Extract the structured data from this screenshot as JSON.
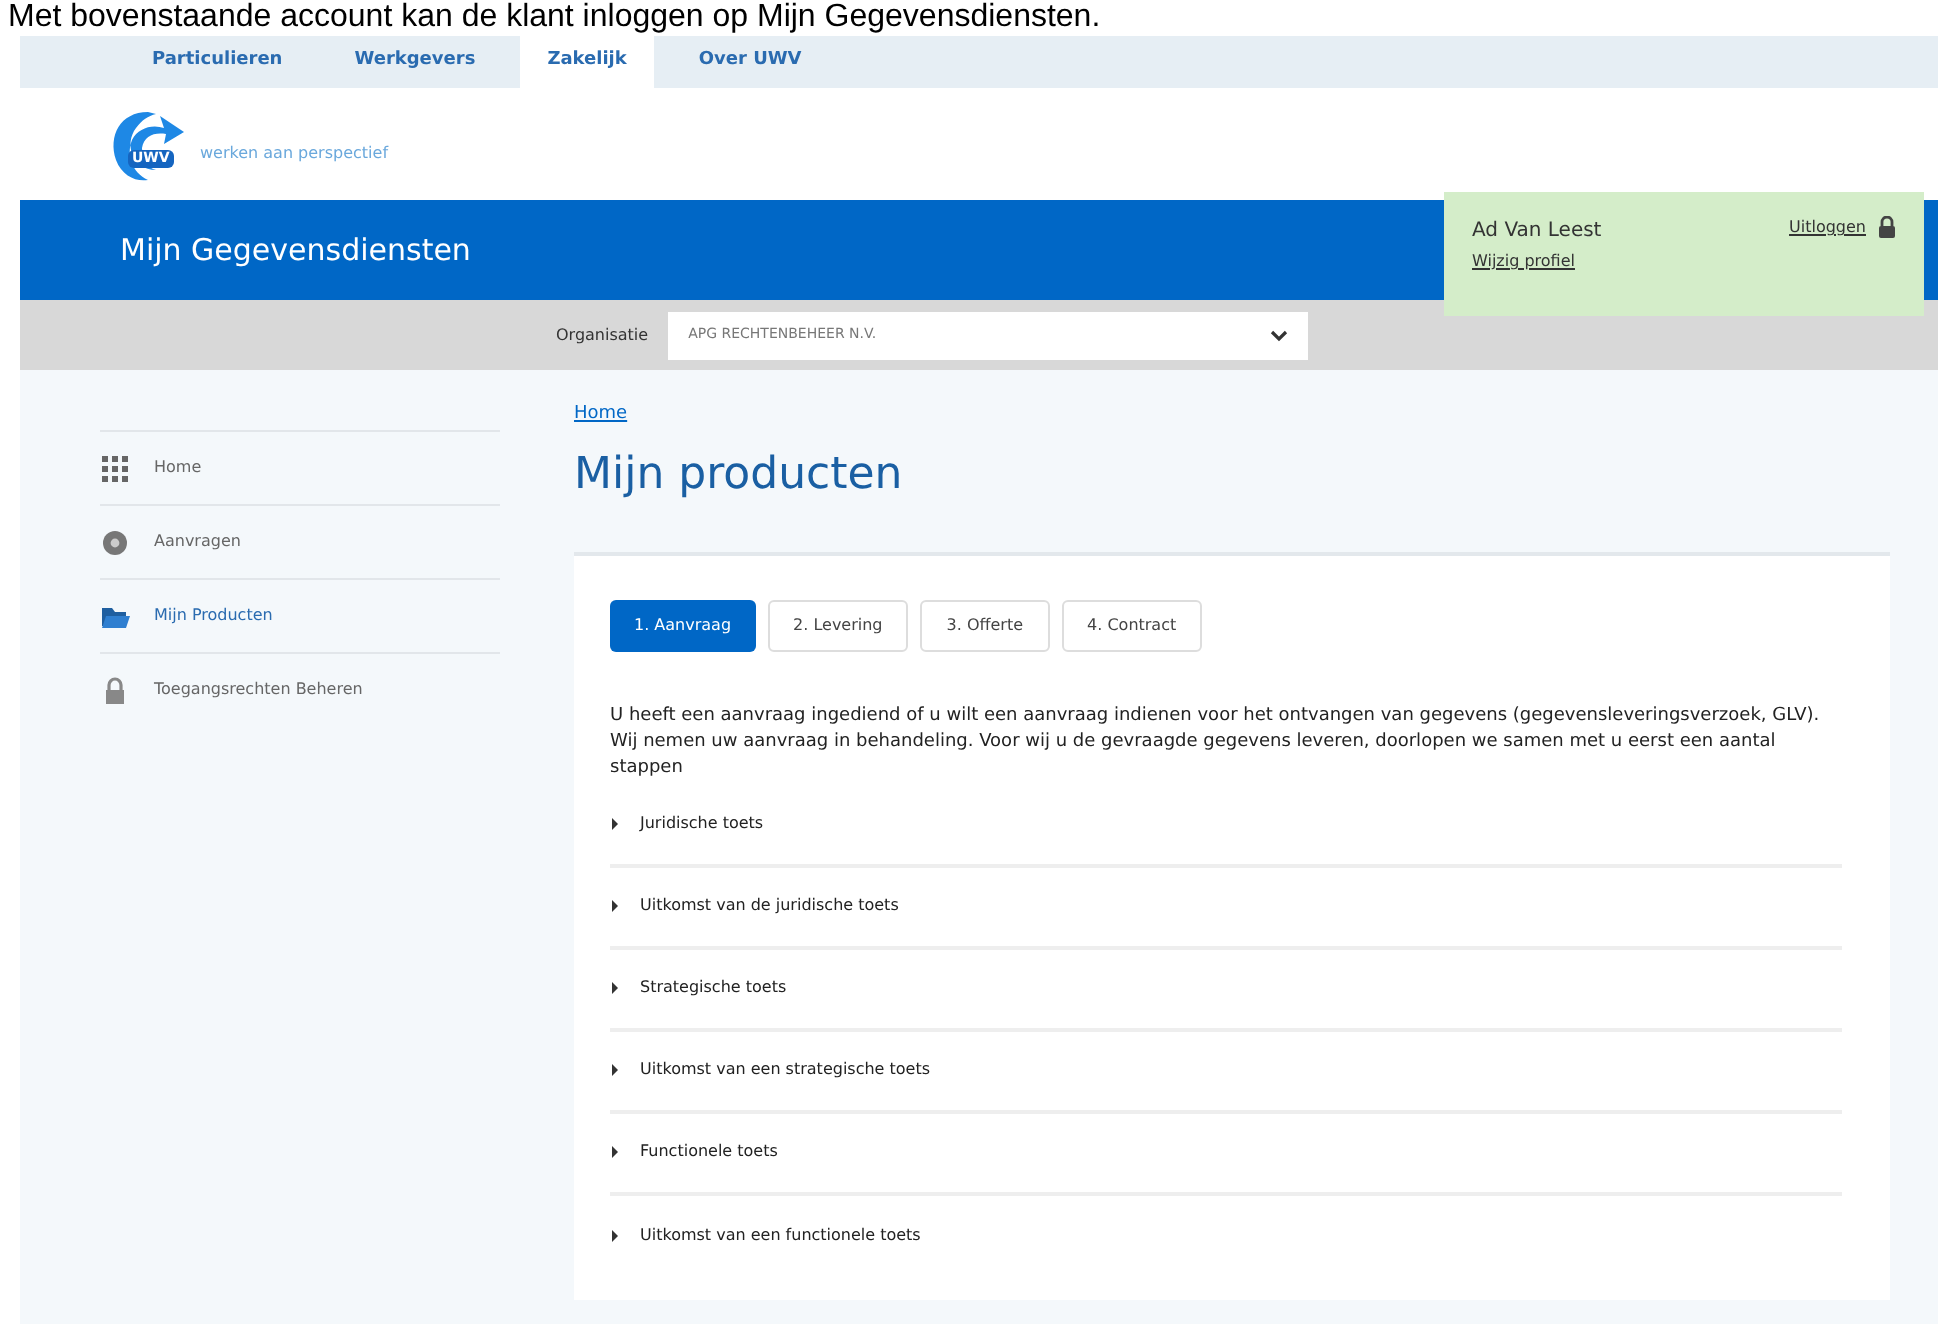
{
  "caption": "Met bovenstaande account kan de klant inloggen op Mijn Gegevensdiensten.",
  "top_nav": [
    {
      "label": "Particulieren",
      "selected": false
    },
    {
      "label": "Werkgevers",
      "selected": false
    },
    {
      "label": "Zakelijk",
      "selected": true
    },
    {
      "label": "Over UWV",
      "selected": false
    }
  ],
  "logo": {
    "mark": "UWV",
    "tagline": "werken aan perspectief"
  },
  "app_title": "Mijn Gegevensdiensten",
  "user_panel": {
    "name": "Ad Van Leest",
    "profile_link": "Wijzig profiel",
    "logout": "Uitloggen"
  },
  "organisation": {
    "label": "Organisatie",
    "value": "APG RECHTENBEHEER N.V."
  },
  "sidebar": [
    {
      "label": "Home",
      "kind": "grid",
      "selected": false
    },
    {
      "label": "Aanvragen",
      "kind": "circle",
      "selected": false
    },
    {
      "label": "Mijn Producten",
      "kind": "folder",
      "selected": true
    },
    {
      "label": "Toegangsrechten Beheren",
      "kind": "lock",
      "selected": false
    }
  ],
  "breadcrumb": "Home",
  "heading": "Mijn producten",
  "steps": [
    {
      "label": "1. Aanvraag",
      "selected": true
    },
    {
      "label": "2. Levering",
      "selected": false
    },
    {
      "label": "3. Offerte",
      "selected": false
    },
    {
      "label": "4. Contract",
      "selected": false
    }
  ],
  "intro": "U heeft een aanvraag ingediend of u wilt een aanvraag indienen voor het ontvangen van gegevens (gegevensleveringsverzoek, GLV). Wij nemen uw aanvraag in behandeling. Voor wij u de gevraagde gegevens leveren, doorlopen we samen met u eerst een aantal stappen",
  "sections": [
    {
      "label": "Juridische toets",
      "expanded": false
    },
    {
      "label": "Uitkomst van de juridische toets",
      "expanded": false
    },
    {
      "label": "Strategische toets",
      "expanded": false
    },
    {
      "label": "Uitkomst van een strategische toets",
      "expanded": false
    },
    {
      "label": "Functionele toets",
      "expanded": false
    },
    {
      "label": "Uitkomst van een functionele toets",
      "expanded": false
    }
  ]
}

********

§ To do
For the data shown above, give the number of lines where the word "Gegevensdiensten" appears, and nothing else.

§ Response area
2